I decided to brandish the rotary cutter a bit rashly and cut it down even further, and to be honest, the quilt is better for the “mistake.” The circles are now half circles, and I managed to cut and sew it pretty well so they really are half of a circle, and not three eighths or five eighths of a circle. Instead of being predictable, now it’s interesting. It’s not so planned looking and it’s more spontaneous. I got lucky and all is not lost.

And I remember having a couple of those kinds of thoughts in the back of my head during this “sewing while on the phone” episode too: thoughts like “I’m not sure about the border; it’s not quite what I envisioned. It’s not looking quite as good as it did in my head.” If I hadn’t been on the phone and already multitasking, maybe those thoughts would have moved a little farther forward in my brain, and the outcome might have been the same in the end, but who knows?
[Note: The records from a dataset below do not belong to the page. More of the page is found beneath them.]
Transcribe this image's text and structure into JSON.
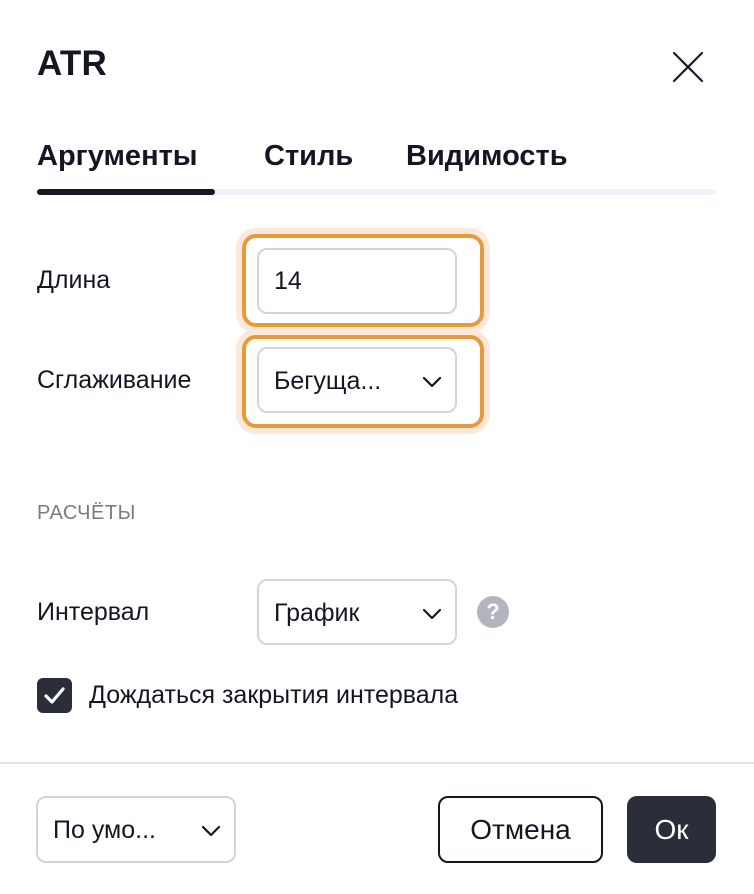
{
  "dialog": {
    "title": "ATR",
    "close_icon": "close-icon"
  },
  "tabs": [
    {
      "label": "Аргументы",
      "active": true
    },
    {
      "label": "Стиль",
      "active": false
    },
    {
      "label": "Видимость",
      "active": false
    }
  ],
  "inputs": {
    "length_label": "Длина",
    "length_value": "14",
    "smoothing_label": "Сглаживание",
    "smoothing_value": "Бегуща..."
  },
  "calculations": {
    "section_title": "РАСЧЁТЫ",
    "interval_label": "Интервал",
    "interval_value": "График",
    "help_glyph": "?",
    "wait_close_label": "Дождаться закрытия интервала",
    "wait_close_checked": true
  },
  "footer": {
    "defaults_value": "По умо...",
    "cancel_label": "Отмена",
    "ok_label": "Ок"
  },
  "colors": {
    "highlight": "#e8993a",
    "primary_dark": "#2a2e39",
    "text": "#131722",
    "muted": "#787b86"
  }
}
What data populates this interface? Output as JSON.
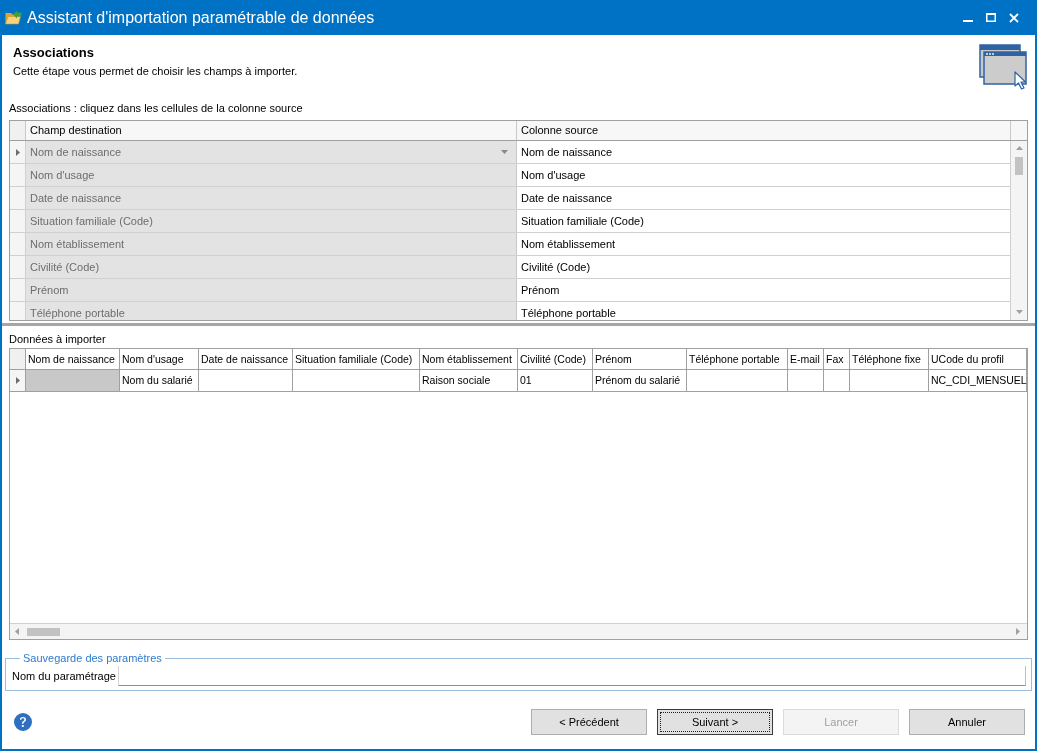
{
  "window": {
    "title": "Assistant d'importation paramétrable de données"
  },
  "header": {
    "title": "Associations",
    "description": "Cette étape vous permet de choisir les champs à importer."
  },
  "associations": {
    "label": "Associations : cliquez dans les cellules de la colonne source",
    "columns": [
      "Champ destination",
      "Colonne source"
    ],
    "rows": [
      {
        "destination": "Nom de naissance",
        "source": "Nom de naissance",
        "selected": true
      },
      {
        "destination": "Nom d'usage",
        "source": "Nom d'usage",
        "selected": false
      },
      {
        "destination": "Date de naissance",
        "source": "Date de naissance",
        "selected": false
      },
      {
        "destination": "Situation familiale (Code)",
        "source": "Situation familiale (Code)",
        "selected": false
      },
      {
        "destination": "Nom établissement",
        "source": "Nom établissement",
        "selected": false
      },
      {
        "destination": "Civilité (Code)",
        "source": "Civilité (Code)",
        "selected": false
      },
      {
        "destination": "Prénom",
        "source": "Prénom",
        "selected": false
      },
      {
        "destination": "Téléphone portable",
        "source": "Téléphone portable",
        "selected": false
      }
    ]
  },
  "import_data": {
    "label": "Données à importer",
    "columns": [
      "Nom de naissance",
      "Nom d'usage",
      "Date de naissance",
      "Situation familiale (Code)",
      "Nom établissement",
      "Civilité (Code)",
      "Prénom",
      "Téléphone portable",
      "E-mail",
      "Fax",
      "Téléphone fixe",
      "UCode du profil"
    ],
    "rows": [
      {
        "selected": true,
        "cells": [
          {
            "focused": true
          },
          {
            "text": "Nom du salarié",
            "focused": false
          },
          {
            "focused": false
          },
          {
            "focused": false
          },
          {
            "text": "Raison sociale",
            "focused": false
          },
          {
            "text": "01",
            "focused": false
          },
          {
            "text": "Prénom du salarié",
            "focused": false
          },
          {
            "focused": false
          },
          {
            "focused": false
          },
          {
            "focused": false
          },
          {
            "focused": false
          },
          {
            "text": "NC_CDI_MENSUEL",
            "focused": false
          }
        ]
      }
    ]
  },
  "save_settings": {
    "legend": "Sauvegarde des paramètres",
    "name_label": "Nom du paramétrage"
  },
  "buttons": [
    {
      "label": "< Précédent",
      "focused": false,
      "disabled": false
    },
    {
      "label": "Suivant >",
      "focused": true,
      "disabled": false
    },
    {
      "label": "Lancer",
      "focused": false,
      "disabled": true
    },
    {
      "label": "Annuler",
      "focused": false,
      "disabled": false
    }
  ]
}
So here’s the point: I’ve been quilting for 20 years and sewing for 30, so a lot of what I do is just plain instinct and habit, which isn’t always a good thing. It’s great to just “know” what to do and how to make something work and come out the way you want it to a lot of the time, but sometimes things need more conscious thought and planning. Yesterday I wasn’t really thinking and planning what I was doing; I was acting on instinct and habit and figuring I knew what I was doing. Sometimes that instinct and habit can turn right around and send me sliding down the shower wall into the drain, which is sort of what happened yesterday.

Unlike the spider though, I won’t die of it, which means I can learn from it. Sure, you’d think I’d have learned this one already, because it’s not like I haven’t ever trimmed a quilt wrong before, but hey, sometimes it takes more than once, or even a refresher course years down the road. This was probably my refresher course in quilt trimming and what not to do.

Spider number five? He probably doesn’t get a refresher course. He was a tough little sucker, requiring a switch to the heavy massage setting with the handheld shower head to get him to let go and take a slide down the wall and wash down the drain. With any luck, it’s the last spider I’ll have to deal with this week though I’m not counting on it. I’m keeping the combat boots handy and thinking that a call to an exterminator might not be a bad plan.